                              thank you Andy. that is some good advise. I didn't know that. I have to order my leather dyses from . on line sorces. thanks. I used leather dyes on my xmas ornements. which don't have to be in the sun. and i also use them on lots of other things. I just love the deepth they give my projecks. you can also get them at shoe stores. not so much in the pretty colors though.
                              Illl try to down load some pics. if it doesn't work sorry but here goes. your friend Evie

                              Comment

                              Unconfigured Ad Widget

                              Collapse

                              Latest Topics

                              Collapse

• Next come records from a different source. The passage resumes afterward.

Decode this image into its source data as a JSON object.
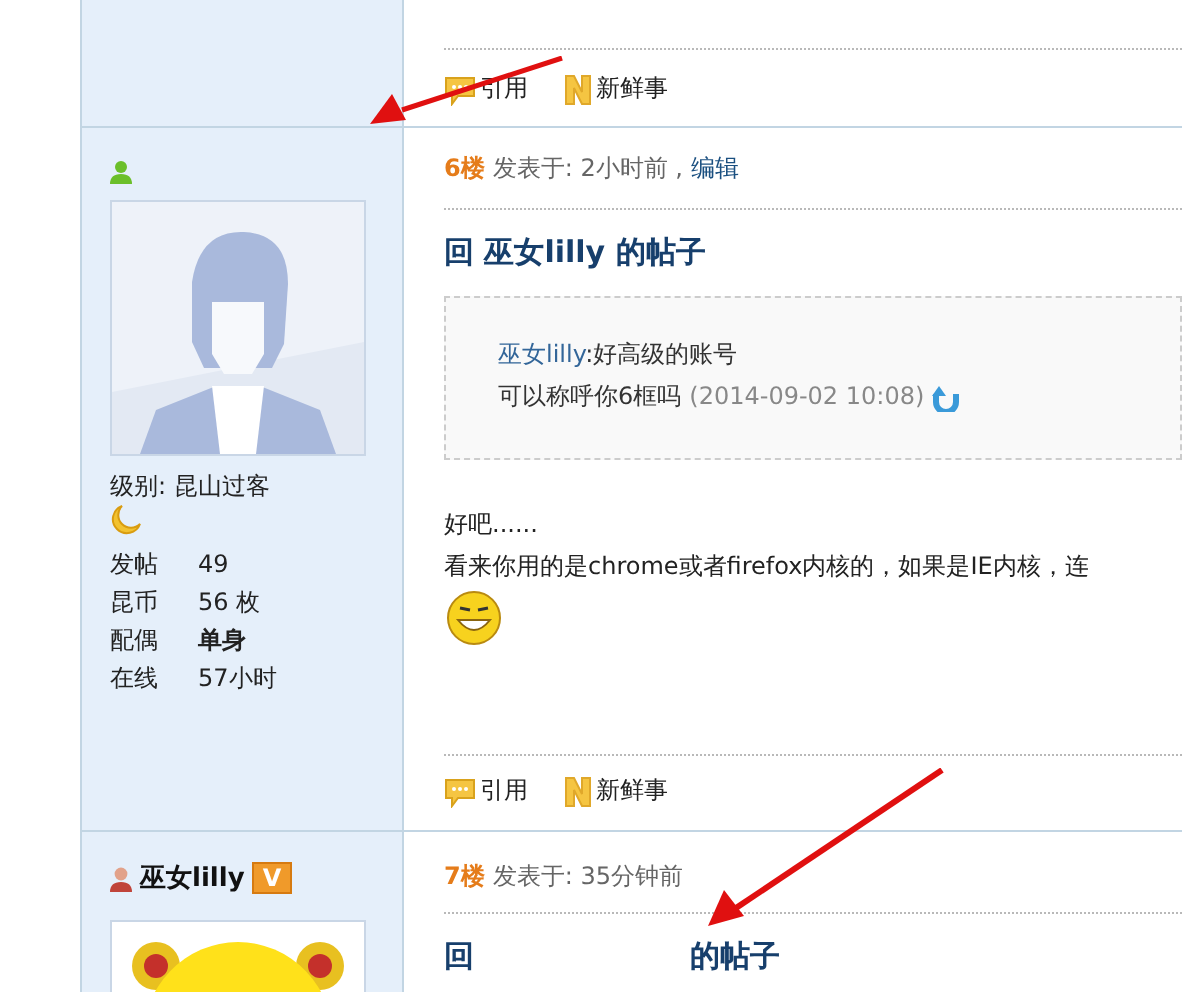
{
  "previous_post": {
    "actions": [
      {
        "kind": "quote",
        "label": "引用"
      },
      {
        "kind": "news",
        "label": "新鲜事"
      }
    ]
  },
  "posts": [
    {
      "author": {
        "online": true,
        "level": "级别: 昆山过客",
        "stats": [
          {
            "label": "发帖",
            "value": "49",
            "bold": false
          },
          {
            "label": "昆币",
            "value": "56 枚",
            "bold": false
          },
          {
            "label": "配偶",
            "value": "单身",
            "bold": true
          },
          {
            "label": "在线",
            "value": "57小时",
            "bold": false
          }
        ]
      },
      "floor": "6楼",
      "meta": "发表于: 2小时前 ,",
      "edit_link": "编辑",
      "title": [
        "回 巫女lilly 的帖子"
      ],
      "quote": {
        "user": "巫女lilly",
        "text": ":好高级的账号",
        "line2": "可以称呼你6框吗",
        "date": "(2014-09-02 10:08)"
      },
      "body": [
        "好吧......",
        "看来你用的是chrome或者firefox内核的，如果是IE内核，连"
      ],
      "emoji": true,
      "actions": [
        {
          "kind": "quote",
          "label": "引用"
        },
        {
          "kind": "news",
          "label": "新鲜事"
        }
      ]
    },
    {
      "author": {
        "online": false,
        "name": "巫女lilly",
        "vip_badge": "V",
        "avatar": {
          "kind": "cartoon"
        }
      },
      "floor": "7楼",
      "meta": "发表于: 35分钟前",
      "title": [
        "回",
        "的帖子"
      ]
    }
  ]
}
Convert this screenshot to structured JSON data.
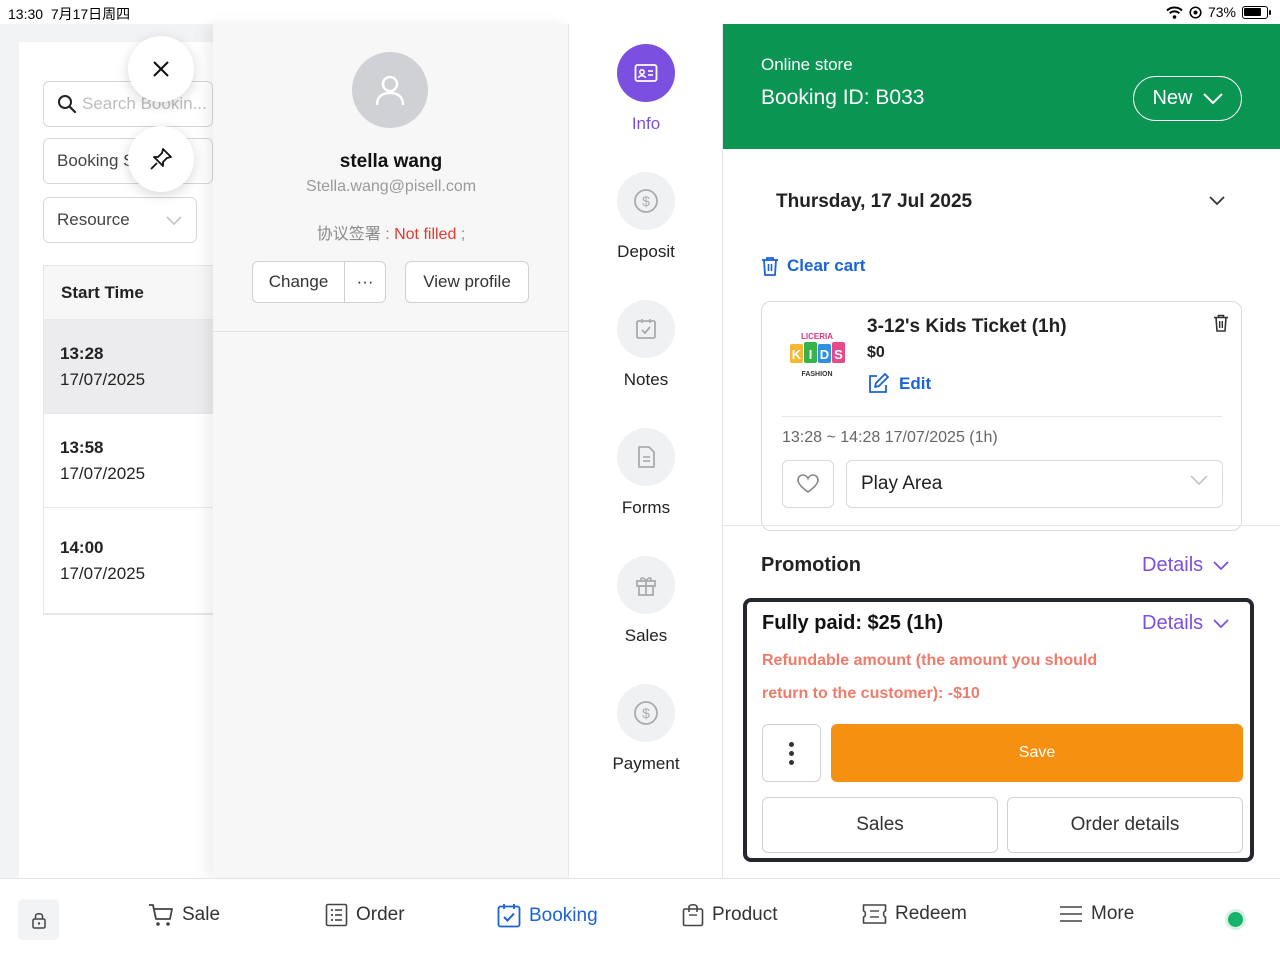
{
  "status_bar": {
    "time": "13:30",
    "date": "7月17日周四",
    "battery": "73%"
  },
  "left_panel": {
    "search_placeholder": "Search Bookin...",
    "booking_filter": "Booking S",
    "resource_filter": "Resource",
    "column_header": "Start Time",
    "rows": [
      {
        "time": "13:28",
        "date": "17/07/2025"
      },
      {
        "time": "13:58",
        "date": "17/07/2025"
      },
      {
        "time": "14:00",
        "date": "17/07/2025"
      }
    ]
  },
  "customer": {
    "name": "stella wang",
    "email": "Stella.wang@pisell.com",
    "agreement_label": "协议签署 : ",
    "agreement_status": "Not filled",
    "agreement_suffix": " ;",
    "change_label": "Change",
    "more_label": "···",
    "view_profile_label": "View profile"
  },
  "nav": {
    "items": [
      {
        "label": "Info",
        "icon": "id-card-icon",
        "active": true
      },
      {
        "label": "Deposit",
        "icon": "dollar-circle-icon",
        "active": false
      },
      {
        "label": "Notes",
        "icon": "calendar-check-icon",
        "active": false
      },
      {
        "label": "Forms",
        "icon": "document-icon",
        "active": false
      },
      {
        "label": "Sales",
        "icon": "gift-icon",
        "active": false
      },
      {
        "label": "Payment",
        "icon": "dollar-circle-icon",
        "active": false
      }
    ]
  },
  "booking": {
    "channel": "Online store",
    "id_text": "Booking ID: B033",
    "status": "New",
    "date": "Thursday, 17 Jul 2025",
    "clear_cart_label": "Clear cart",
    "item": {
      "name": "3-12's Kids Ticket (1h)",
      "price": "$0",
      "edit_label": "Edit",
      "time_range": "13:28 ~ 14:28 17/07/2025 (1h)",
      "resource": "Play Area",
      "logo_text": {
        "top": "LICERIA",
        "main": "KIDS",
        "bottom": "FASHION"
      }
    },
    "promotion_label": "Promotion",
    "details_label": "Details",
    "payment": {
      "title": "Fully paid: $25 (1h)",
      "details_label": "Details",
      "refund_text": "Refundable amount (the amount you should return to the customer): -$10",
      "save_label": "Save",
      "sales_label": "Sales",
      "order_details_label": "Order details"
    },
    "colors": {
      "header": "#0a9552",
      "accent": "#7b4fe0",
      "save": "#f59010",
      "link": "#1c63d8"
    }
  },
  "bottom_nav": {
    "items": [
      {
        "label": "Sale",
        "icon": "cart-icon",
        "active": false
      },
      {
        "label": "Order",
        "icon": "list-icon",
        "active": false
      },
      {
        "label": "Booking",
        "icon": "calendar-check-icon",
        "active": true
      },
      {
        "label": "Product",
        "icon": "bag-icon",
        "active": false
      },
      {
        "label": "Redeem",
        "icon": "ticket-icon",
        "active": false
      },
      {
        "label": "More",
        "icon": "menu-icon",
        "active": false
      }
    ]
  }
}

                              • Gary beasley
                                Reply to Cutting guide for straight cut on a scroolsaw
                                by Gary beasley
                                Cutting a straight line I get it started then plant my thumb at the side of the piece and use that to stabilize the cutting path, a bit like the pin you would use on a bandsaw when resawing old style.
                                Yesterday, 02:34 PM
                              • will8989
                                Wood supply
                                by will8989
                                We went to Groff & Groff yesterday. Purple Heart wood is stuck on a boat somewhere. They said imported exotic and hardwoods are stuck on boats. So if you see a wood you need, grab it while you can.
                                Yesterday, 09:58 AM
                              • will8989
                                Reply to My beauties
                                by will8989
                                He has 4 of the long ones, but we have other sizes that he uses for clamping up his cheese board slicers, another good seller. They go for $35, left over wood from dough board. On late shift yesterday because I took a 2 hour nap around 7. Off to the saw! I have 8 days of shows in 2 weekends! And one...
                                Yesterday, 09:49 AM
                              • RJweb
                                Reply to My beauties
                                by RJweb
                                The boards and baskets are beautiful, but maybe buy Bruce some more clamps, also I see you are on the night shift again, RJ...
                                Yesterday, 09:28 AM
                              • will8989
                                Reply to My beauties
                                by will8989
                                What Carole said. The lips are 1 1/2”, holds the board to the counter and keeps the flour from going off the back. After gluing them to the board, he drilled stainless screws through the lip into the board and made plugs to fill the holes. The board is 3/4” thick. Since he only has 4 large Bessy...
                                Yesterday, 01:20 AM
                              Working...
                              X